* A holdover from when it was Not Done for candidates to openly say they wanted to be president? Or something arcane about campaign finance?


Posted by: Minivet | Link to this comment | 08-14-14 2:31 PM
horizontal rule
250

Warren has pretty emphatically denied any plans for a candidacy, and isn't perceived as engaging in the behaviors necessary to prepare for a bid. Us Warren fans are just engaged in wishful thinking.


Posted by: politicalfootball | Link to this comment | 08-14-14 2:37 PM
horizontal rule
251

231: It's all too easy to picture Bill lounging on that couch in the Oval Office kibbitzing

Oh, is that what they're calling it now?


Posted by: Natilo Paennim | Link to this comment | 08-14-14 2:50 PM
horizontal rule
252

I read somewhere that HRC polls much better when she's not a candidate. If true, then, one would expect her to delay as long as possible.


Posted by: CharleyCarp | Link to this comment | 08-14-14 2:58 PM
horizontal rule
253

One assumes she has to become a candidate before the actual election.

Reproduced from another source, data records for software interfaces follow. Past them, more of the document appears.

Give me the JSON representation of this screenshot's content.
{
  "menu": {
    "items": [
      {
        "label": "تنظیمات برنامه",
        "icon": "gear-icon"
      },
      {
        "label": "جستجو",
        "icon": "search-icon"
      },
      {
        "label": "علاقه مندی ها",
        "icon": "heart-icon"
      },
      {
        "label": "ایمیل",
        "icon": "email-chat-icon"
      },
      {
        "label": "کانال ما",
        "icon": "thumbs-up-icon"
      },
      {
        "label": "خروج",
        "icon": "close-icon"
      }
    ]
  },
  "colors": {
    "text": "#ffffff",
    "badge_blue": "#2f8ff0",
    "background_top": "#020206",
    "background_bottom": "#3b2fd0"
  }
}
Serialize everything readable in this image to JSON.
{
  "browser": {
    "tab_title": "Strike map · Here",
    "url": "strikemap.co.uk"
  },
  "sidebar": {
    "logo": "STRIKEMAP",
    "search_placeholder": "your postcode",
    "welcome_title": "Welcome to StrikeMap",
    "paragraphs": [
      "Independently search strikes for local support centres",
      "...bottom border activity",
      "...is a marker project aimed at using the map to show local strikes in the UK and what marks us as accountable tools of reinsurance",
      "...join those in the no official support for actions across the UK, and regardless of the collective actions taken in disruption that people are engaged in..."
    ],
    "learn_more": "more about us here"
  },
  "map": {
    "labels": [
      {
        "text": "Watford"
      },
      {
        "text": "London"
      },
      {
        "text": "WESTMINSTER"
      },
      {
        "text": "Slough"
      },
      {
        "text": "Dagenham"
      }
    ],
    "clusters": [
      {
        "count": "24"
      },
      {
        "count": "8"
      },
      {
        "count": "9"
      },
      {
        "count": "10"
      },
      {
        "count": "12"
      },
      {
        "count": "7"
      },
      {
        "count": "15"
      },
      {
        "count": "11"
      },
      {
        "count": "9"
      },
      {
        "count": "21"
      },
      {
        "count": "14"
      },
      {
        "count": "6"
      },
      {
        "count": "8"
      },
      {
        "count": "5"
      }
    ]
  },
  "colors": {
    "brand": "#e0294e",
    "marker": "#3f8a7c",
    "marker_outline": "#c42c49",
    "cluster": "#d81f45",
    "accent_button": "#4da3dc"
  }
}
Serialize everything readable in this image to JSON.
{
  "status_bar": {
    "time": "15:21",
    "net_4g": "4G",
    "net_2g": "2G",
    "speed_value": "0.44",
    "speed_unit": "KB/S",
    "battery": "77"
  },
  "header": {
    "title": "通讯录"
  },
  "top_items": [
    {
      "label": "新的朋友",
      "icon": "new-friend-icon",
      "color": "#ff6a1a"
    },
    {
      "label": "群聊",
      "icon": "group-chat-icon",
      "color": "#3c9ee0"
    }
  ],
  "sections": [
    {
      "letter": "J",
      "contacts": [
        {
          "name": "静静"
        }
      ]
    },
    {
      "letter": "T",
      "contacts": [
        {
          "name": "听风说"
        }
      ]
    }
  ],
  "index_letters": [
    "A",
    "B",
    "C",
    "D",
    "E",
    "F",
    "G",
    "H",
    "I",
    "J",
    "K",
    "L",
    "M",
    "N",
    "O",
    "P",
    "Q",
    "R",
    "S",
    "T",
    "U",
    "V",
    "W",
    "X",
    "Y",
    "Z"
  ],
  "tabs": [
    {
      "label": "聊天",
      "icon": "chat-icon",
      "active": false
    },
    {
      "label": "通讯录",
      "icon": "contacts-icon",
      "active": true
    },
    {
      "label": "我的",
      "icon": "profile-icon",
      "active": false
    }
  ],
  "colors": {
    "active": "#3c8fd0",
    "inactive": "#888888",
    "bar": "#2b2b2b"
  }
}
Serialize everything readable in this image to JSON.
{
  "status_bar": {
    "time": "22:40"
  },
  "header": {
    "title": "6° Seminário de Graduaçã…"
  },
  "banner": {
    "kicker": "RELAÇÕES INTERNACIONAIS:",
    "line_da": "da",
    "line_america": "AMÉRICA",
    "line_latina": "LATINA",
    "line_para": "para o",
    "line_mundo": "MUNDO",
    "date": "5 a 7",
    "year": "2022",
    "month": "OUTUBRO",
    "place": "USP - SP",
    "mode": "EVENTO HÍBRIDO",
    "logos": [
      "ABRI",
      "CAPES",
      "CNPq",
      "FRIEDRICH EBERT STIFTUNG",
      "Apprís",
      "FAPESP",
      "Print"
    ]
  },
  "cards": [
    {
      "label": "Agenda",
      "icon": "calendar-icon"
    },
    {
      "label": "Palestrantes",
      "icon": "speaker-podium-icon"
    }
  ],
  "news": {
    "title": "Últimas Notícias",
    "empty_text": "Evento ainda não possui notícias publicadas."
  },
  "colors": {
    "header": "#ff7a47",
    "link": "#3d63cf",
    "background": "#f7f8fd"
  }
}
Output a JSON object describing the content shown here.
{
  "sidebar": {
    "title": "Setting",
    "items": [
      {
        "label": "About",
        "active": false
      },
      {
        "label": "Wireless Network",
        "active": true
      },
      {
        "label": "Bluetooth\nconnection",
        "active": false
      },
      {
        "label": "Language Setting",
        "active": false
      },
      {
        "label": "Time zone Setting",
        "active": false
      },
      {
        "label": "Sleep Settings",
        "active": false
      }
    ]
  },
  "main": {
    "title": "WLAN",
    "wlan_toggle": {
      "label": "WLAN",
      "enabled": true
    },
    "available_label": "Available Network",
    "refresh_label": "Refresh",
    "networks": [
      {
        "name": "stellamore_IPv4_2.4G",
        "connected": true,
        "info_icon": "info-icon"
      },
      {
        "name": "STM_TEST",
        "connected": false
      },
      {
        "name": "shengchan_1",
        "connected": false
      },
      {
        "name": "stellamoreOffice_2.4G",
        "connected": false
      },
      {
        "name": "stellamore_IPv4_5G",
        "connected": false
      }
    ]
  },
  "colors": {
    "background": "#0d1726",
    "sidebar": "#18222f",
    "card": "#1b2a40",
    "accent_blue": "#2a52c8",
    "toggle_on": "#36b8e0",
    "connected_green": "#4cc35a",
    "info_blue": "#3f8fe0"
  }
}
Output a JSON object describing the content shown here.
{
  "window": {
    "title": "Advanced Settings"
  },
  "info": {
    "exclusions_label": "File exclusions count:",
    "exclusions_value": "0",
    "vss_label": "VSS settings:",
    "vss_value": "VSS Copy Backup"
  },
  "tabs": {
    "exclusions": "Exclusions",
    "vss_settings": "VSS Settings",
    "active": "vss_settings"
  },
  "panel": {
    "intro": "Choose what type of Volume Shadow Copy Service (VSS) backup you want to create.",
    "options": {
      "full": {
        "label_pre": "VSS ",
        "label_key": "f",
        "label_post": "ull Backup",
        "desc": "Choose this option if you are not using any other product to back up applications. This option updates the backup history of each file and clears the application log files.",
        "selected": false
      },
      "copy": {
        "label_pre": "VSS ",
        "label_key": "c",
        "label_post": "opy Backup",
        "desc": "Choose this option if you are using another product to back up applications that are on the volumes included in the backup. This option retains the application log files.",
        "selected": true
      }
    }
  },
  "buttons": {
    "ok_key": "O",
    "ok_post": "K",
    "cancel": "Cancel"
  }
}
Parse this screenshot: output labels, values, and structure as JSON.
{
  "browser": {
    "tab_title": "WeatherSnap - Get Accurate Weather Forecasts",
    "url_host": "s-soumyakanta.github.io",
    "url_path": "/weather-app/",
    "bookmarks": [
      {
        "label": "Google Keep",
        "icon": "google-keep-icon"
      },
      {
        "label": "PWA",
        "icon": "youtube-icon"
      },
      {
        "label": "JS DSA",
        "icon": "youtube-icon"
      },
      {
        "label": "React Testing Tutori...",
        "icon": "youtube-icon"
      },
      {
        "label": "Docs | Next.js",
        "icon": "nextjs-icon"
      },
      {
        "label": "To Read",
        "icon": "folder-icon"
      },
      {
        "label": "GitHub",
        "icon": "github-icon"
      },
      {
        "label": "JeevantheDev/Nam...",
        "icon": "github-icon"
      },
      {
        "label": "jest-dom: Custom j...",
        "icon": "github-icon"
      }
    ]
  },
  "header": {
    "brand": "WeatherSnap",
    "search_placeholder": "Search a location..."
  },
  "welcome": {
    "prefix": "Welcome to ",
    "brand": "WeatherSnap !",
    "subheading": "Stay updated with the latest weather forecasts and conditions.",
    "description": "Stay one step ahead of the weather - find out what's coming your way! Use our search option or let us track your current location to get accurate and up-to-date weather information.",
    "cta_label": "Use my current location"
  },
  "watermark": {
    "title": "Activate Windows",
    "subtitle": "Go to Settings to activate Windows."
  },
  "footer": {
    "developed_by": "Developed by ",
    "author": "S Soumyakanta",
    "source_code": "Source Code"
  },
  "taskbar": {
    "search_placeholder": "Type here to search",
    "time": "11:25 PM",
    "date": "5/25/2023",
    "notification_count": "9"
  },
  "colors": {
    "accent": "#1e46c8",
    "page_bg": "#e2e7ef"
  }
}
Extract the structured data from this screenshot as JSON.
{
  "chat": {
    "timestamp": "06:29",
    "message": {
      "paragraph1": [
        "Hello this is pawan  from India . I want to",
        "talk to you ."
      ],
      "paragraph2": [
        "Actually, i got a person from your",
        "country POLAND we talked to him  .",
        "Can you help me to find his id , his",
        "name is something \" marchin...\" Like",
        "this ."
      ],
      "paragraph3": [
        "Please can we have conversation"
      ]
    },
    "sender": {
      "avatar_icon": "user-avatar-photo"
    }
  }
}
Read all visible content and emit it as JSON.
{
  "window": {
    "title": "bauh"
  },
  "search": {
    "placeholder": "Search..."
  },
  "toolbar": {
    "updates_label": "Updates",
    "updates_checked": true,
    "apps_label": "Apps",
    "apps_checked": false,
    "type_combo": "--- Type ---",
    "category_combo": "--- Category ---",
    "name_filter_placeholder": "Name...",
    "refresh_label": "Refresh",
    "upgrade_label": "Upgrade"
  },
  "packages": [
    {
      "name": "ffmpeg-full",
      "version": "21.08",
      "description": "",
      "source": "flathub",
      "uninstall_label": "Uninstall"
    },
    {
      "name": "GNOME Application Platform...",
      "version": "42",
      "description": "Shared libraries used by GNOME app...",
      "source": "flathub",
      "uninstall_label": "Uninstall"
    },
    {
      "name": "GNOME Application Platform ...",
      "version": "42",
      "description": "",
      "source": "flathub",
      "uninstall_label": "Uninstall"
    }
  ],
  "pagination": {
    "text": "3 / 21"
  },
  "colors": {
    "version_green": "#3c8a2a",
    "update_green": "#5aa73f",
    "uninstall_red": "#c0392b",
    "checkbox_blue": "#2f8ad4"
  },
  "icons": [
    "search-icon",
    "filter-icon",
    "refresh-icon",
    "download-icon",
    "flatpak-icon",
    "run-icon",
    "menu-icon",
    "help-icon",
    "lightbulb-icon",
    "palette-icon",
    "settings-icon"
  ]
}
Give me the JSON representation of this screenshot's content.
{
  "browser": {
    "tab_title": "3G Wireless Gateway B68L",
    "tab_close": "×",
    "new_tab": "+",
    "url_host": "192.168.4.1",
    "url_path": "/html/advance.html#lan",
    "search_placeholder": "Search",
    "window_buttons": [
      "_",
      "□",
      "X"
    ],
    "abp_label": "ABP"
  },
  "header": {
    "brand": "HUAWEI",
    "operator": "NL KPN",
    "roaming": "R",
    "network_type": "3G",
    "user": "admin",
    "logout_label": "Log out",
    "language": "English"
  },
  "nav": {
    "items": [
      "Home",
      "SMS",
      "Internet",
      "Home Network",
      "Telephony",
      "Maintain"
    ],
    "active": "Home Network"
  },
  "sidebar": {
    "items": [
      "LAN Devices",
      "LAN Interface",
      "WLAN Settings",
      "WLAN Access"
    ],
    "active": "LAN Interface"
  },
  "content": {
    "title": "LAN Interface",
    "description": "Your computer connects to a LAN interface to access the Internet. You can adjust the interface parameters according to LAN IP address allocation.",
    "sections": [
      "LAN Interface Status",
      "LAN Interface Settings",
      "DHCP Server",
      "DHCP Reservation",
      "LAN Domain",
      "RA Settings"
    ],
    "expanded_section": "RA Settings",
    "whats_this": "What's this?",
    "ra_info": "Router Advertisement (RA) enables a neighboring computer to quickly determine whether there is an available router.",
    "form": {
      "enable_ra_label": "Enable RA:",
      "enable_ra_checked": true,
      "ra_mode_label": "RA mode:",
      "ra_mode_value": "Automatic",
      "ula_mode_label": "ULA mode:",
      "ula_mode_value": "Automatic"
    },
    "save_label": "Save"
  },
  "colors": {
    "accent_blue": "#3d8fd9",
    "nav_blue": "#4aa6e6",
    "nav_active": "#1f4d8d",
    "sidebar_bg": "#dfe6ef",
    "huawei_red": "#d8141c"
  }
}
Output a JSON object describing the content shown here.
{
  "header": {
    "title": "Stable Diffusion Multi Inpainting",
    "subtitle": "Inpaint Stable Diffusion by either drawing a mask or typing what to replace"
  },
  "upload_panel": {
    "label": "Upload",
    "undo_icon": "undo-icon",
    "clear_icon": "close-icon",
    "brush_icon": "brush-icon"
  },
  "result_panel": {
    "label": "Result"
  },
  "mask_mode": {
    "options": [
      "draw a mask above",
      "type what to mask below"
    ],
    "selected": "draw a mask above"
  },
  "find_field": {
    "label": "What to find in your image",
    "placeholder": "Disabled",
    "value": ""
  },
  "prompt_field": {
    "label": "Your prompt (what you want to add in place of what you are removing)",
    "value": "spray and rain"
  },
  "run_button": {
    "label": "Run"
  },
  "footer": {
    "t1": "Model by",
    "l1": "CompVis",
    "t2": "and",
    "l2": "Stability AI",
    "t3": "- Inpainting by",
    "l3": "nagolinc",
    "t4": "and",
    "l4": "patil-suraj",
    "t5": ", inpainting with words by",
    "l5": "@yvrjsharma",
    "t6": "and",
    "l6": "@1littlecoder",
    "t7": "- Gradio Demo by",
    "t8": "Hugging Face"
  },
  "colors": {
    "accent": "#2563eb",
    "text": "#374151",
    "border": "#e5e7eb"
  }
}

Posted by: Yawnoc | Link to this comment | 08-14-14 3:09 PM
horizontal rule
254

Sure, but why have a bunch of unflattering things going on, when one can just quietly raise money and lock up support?


Posted by: CharleyCarp | Link to this comment | 08-14-14 3:50 PM
horizontal rule
255

Are vice presidents term limited? If you were a awesome veep could you just keep running? Like a executive branch Ed McMahon?


Posted by: k-sky | Link to this comment | 08-14-14 5:17 PM
horizontal rule
256

Is Brian "my gaydar is 60-70 percent" Schweitzer now definitely not running now?


Posted by: JP Stormcrow | Link to this comment | 08-14-14 6:38 PM
horizontal rule
257

He was never running, but telling the truth about Sen Feinstein was a step too far for the Village, so you won't be seeing him at all for a while.


Posted by: CharleyCarp | Link to this comment | 08-14-14 7:17 PM
horizontal rule
258

249: Or more to the point, if she formally declared, would that return any air to the room, or would it just make it worse?

I think the principal difference between my perspective on this and that of everyone else here who's voiced an opinion is that I'm not 100% sure she intends to run. I mean, I find it hard to believe that she won't, given her behavior -- looking for all the world as though she is indeed, sure as hell, going to run -- but on the other hand, I honestly would not be shocked out of my mind if she regretfully announced that she'd decided against it. She's getting up there in years; right around the time she retired as Sect'y of State, she was looking very tired, even haggard.

It's that possibility that has made me annoyed; it's that possibility that makes her current non-campaigning an air suck. If her answer is "No", she should say so. Feel free to explain that I'm nuts to even consider the possibility -- but it's probably not necessary.


Posted by: parsimon | Link to this comment | 08-15-14 5:38 PM
horizontal rule
259

No, it's occurred to me too. We've got viable former candidates, Gore & Kerry, whom we could rally round if we had to. Lots depends on what the Republicans come up with, and there isn't an overwhelming favorite there either.


Posted by: idp | Link to this comment | 08-15-14 6:11 PM
horizontal rule